While insurers are ready to play, there are some challenges ahead, including a lack of awareness among Myanmar people of the importance and benefits of life insurance and limited talent pool. These could prove especially tough in the life insurance segment. According to a survey conducted last year by IKBZ, 33 percent of 1,000 respondents said that insurance is too complicated while 17 percent said they had no one to advise them.
Unlike other insurance products, life insurance tends to be long-term in nature.
“The longer the contract is, the more complicated the terms are. So it is challenging for people to understand the terms and how life insurance will work. For that, we need [agents],” Mr. Son said.
Around 10 life insurance products are allowed in Myanmar.
“We as a foreign insurer are allowed to sell all of them,” he said. “but while the products are there, people are not always ready to buy them due to a lack of product awareness..”
To help people understand more about insurance and how important it is, insurers need to recruit more insurance agents who act as valued advisors. An estimated 2,500 agents are in the market, but most of them are inactive. Mr. Son believes the reason is currently selling insurance does not earn them enough to make a living given the low sales volume.
“We need to do something to help them to make a good living. This is about providing excellent training and coaching with a clear career path. After that we will be able to attract more people to participate in this industry. Why do we need individuals? Because life insurance is about people and people’s lives. Plus, it’s long term,” he said. Without more agents, life insurance will not go anywhere.”
To address the talent shortage, Chubb has been hosting seminars for prospective agents. To their surprise, the first seminar drew around 500 people, double the maximum number they had anticipated. The second seminar attracted even more people. The company has also received over 600 applications from prospective agents and plans to do more to raise awareness.
To Mr. Son, the Myanmar market shares a lot of similarities with the market in Vietnam over 15 years ago, when he first joined Chubb Life’s operation there. He was one of the first recruits when Chubb Life entered the Vietnamese market.
“Bringing with me the experiences and knowledge I learned throughout the progress of building the company from the green field, I believe that with the right team I’ll do the same [for the Myanmar operation],” he said.

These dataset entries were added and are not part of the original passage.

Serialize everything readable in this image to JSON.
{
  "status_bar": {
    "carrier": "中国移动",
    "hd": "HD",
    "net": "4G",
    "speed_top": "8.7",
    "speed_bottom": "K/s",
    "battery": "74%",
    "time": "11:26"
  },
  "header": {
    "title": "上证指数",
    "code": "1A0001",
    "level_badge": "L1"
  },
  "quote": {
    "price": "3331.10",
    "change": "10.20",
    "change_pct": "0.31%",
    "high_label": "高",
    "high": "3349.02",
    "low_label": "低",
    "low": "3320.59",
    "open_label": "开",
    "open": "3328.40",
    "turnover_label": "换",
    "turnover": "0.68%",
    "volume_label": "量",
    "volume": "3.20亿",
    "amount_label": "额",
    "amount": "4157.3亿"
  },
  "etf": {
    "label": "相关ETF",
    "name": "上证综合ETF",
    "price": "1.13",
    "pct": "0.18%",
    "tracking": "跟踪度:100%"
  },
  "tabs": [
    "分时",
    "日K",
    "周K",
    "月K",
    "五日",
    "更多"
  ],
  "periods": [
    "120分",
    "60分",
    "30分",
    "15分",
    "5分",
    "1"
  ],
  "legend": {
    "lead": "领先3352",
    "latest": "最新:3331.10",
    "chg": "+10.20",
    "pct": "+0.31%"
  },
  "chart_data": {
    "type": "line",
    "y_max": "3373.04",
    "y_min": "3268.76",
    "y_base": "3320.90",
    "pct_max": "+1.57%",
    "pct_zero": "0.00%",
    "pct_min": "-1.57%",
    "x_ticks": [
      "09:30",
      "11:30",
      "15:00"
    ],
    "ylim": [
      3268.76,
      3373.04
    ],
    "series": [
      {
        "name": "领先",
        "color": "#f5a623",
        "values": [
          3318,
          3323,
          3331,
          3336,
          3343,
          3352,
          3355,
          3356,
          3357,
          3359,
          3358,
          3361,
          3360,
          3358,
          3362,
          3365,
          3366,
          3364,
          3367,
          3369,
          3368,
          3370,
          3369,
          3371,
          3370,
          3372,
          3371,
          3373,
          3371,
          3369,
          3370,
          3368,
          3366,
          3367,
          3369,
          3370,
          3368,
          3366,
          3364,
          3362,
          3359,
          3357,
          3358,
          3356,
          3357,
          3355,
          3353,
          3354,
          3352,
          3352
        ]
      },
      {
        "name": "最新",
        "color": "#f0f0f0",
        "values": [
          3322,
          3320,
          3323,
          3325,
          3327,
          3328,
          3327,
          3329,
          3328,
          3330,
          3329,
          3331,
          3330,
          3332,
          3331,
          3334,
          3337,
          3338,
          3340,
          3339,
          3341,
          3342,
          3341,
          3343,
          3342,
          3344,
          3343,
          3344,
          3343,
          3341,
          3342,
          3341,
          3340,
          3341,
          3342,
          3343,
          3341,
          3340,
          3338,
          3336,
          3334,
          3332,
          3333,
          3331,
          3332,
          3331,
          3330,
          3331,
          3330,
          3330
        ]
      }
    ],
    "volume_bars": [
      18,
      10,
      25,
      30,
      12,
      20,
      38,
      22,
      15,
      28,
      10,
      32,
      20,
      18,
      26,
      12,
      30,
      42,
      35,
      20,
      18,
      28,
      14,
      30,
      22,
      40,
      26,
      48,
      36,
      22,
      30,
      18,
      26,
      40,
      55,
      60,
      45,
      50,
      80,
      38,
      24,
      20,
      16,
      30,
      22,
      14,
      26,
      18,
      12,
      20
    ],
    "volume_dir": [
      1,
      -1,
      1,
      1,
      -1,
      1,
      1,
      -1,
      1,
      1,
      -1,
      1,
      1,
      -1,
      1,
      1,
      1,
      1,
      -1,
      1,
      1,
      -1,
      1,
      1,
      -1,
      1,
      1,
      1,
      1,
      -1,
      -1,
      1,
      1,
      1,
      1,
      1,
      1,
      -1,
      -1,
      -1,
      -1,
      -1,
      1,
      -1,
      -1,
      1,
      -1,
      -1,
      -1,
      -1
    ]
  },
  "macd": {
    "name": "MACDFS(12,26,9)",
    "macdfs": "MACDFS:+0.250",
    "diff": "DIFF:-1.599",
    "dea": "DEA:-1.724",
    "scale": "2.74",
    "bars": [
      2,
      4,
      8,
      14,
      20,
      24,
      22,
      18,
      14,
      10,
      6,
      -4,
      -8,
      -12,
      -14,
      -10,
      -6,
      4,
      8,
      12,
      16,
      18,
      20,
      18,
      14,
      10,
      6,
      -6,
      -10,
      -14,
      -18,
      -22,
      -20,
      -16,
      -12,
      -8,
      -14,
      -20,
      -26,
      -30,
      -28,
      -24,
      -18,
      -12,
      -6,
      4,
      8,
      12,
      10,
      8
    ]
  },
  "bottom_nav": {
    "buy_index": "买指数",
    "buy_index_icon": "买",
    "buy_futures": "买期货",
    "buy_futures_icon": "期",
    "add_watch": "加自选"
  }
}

Armed with all the lessons from other developing markets, he believes that “together, we can accelerate the growth even faster in Myanmar compared to what we observed in neighboring markets.”
While no two markets are the same, experts often compare Myanmar’s insurance market to Vietnam’s. Myanmar’s time frame for opening up its market to private players – 2013-2030 – is also often compared to that of Vietnam’s progress from 1995 to 2012. Myanmar has a large working-age population – 76 percent of 54 million people – while Vietnam’s youth population accounts for over half of its 95.54 million people.
“It may be better [here] than what I experienced in Vietnam, because here all the foreign life insurances, including us, try to bring the best and apply all that we have learned and shy away from repeating the mistakes we made elsewhere. Everyone has lessons they’ve learnt,” Mr. Son said.
Chubb Life first opened its representative office in Myanmar in 2013 to learn the market, culture and the way people live in order to use that knowledge to design customized products. When asked how Chubb is different from the competition in a market with five foreign players, Mr. Son replied:
“What we are focusing on is the quality of the service. We are not running after the market share. We are not running after the volume of sales. We are after earning the trust of the customers.”